Increased female body mass index (BMI) negatively affected live births conceived via in vitro fertilization, and singleton neonates’ neonatal birth weights increased with parental BMI in China.
Volume 106, Issue 2, Pages 460-466
Xiaodan Wang, M.M., Jiayuan Hao, M.M., Fuli Zhang, M.M., Jing Li, M.D., Huijuan Kong, M.D., Yihong Guo, M.D.
To investigate the combined effects of Chinese couples’ body mass indices (BMIs) on the outcomes of IVF or intracytoplasmic sperm injection (ICSI) and the clinical characteristics of their neonates.
Retrospective cohort study.
University-affiliated reproductive medicine center.
A total of 12,061 first fresh IVF/ICSI cycles with autologous oocytes from September 1, 2009 to December 31, 2014.
Main Outcome Measure(s)
The primary treatment outcome was live birth, and the primary outcome for the neonates was neonatal birth weight (NBW).
After adjusting for confounders, our study showed that in IVF cycles, couples with a female BMI ≥25 kg/m2had a significantly higher odds of abortion and a significantly lower odds of live birth than couples with both male and female BMIs <25 kg/m2. Regarding ICSI cycles, no significant relationship was found between the couples' BMIs and the live birth rate.
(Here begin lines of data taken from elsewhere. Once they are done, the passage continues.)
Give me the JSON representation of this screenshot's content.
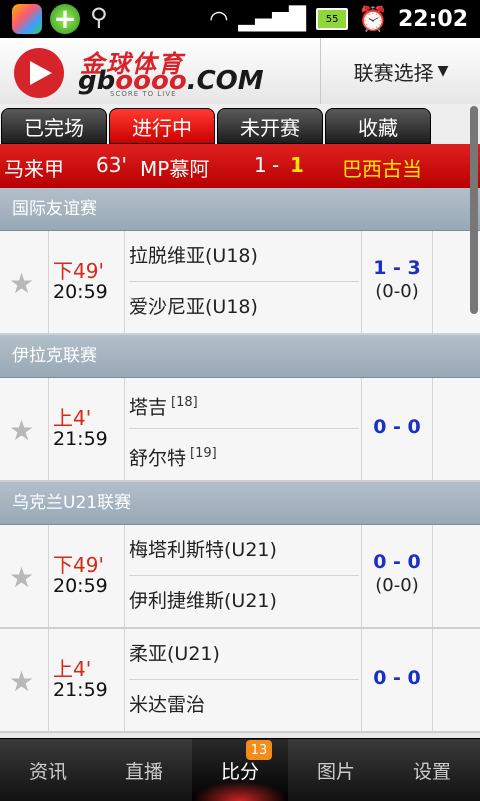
{
  "statusbar": {
    "battery": "55",
    "time": "22:02"
  },
  "header": {
    "logo_cn": "金球体育",
    "logo_en_prefix": "gb",
    "logo_en_accent": "oooo",
    "logo_en_suffix": ".COM",
    "logo_tagline": "SCORE TO LIVE",
    "league_select": "联赛选择"
  },
  "tabs": [
    {
      "label": "已完场"
    },
    {
      "label": "进行中"
    },
    {
      "label": "未开赛"
    },
    {
      "label": "收藏"
    }
  ],
  "ticker": {
    "league": "马来甲",
    "minute": "63'",
    "home": "MP慕阿",
    "home_score": "1",
    "separator": "-",
    "away_score": "1",
    "away": "巴西古当"
  },
  "groups": [
    {
      "league": "国际友谊赛",
      "matches": [
        {
          "status": "下49'",
          "kickoff": "20:59",
          "home": "拉脱维亚(U18)",
          "away": "爱沙尼亚(U18)",
          "score": "1 - 3",
          "halftime": "(0-0)"
        }
      ]
    },
    {
      "league": "伊拉克联赛",
      "matches": [
        {
          "status": "上4'",
          "kickoff": "21:59",
          "home": "塔吉",
          "home_rank": "[18]",
          "away": "舒尔特",
          "away_rank": "[19]",
          "score": "0 - 0"
        }
      ]
    },
    {
      "league": "乌克兰U21联赛",
      "matches": [
        {
          "status": "下49'",
          "kickoff": "20:59",
          "home": "梅塔利斯特(U21)",
          "away": "伊利捷维斯(U21)",
          "score": "0 - 0",
          "halftime": "(0-0)"
        },
        {
          "status": "上4'",
          "kickoff": "21:59",
          "home": "柔亚(U21)",
          "away": "米达雷治",
          "score": "0 - 0"
        }
      ]
    }
  ],
  "bottom_nav": [
    {
      "label": "资讯"
    },
    {
      "label": "直播"
    },
    {
      "label": "比分",
      "badge": "13"
    },
    {
      "label": "图片"
    },
    {
      "label": "设置"
    }
  ]
}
The NBWs of singletons conceived via IVF/ICSI cycles was significantly higher when their parents’ BMIs were greater; however, no significant differences were observed in the NBWs of twins conceived via IVF/ICSI cycles.
Increased female BMI negatively affected live births conceived via IVF. Regarding ICSI, no significant differences were found in the outcomes in terms of parental BMI. The singleton neonates’ NBWs increased with parental BMI conceived via IVF/ICSI. However, parental BMI did not significantly affect the NBWs of twins conceived via IVF/ICSI.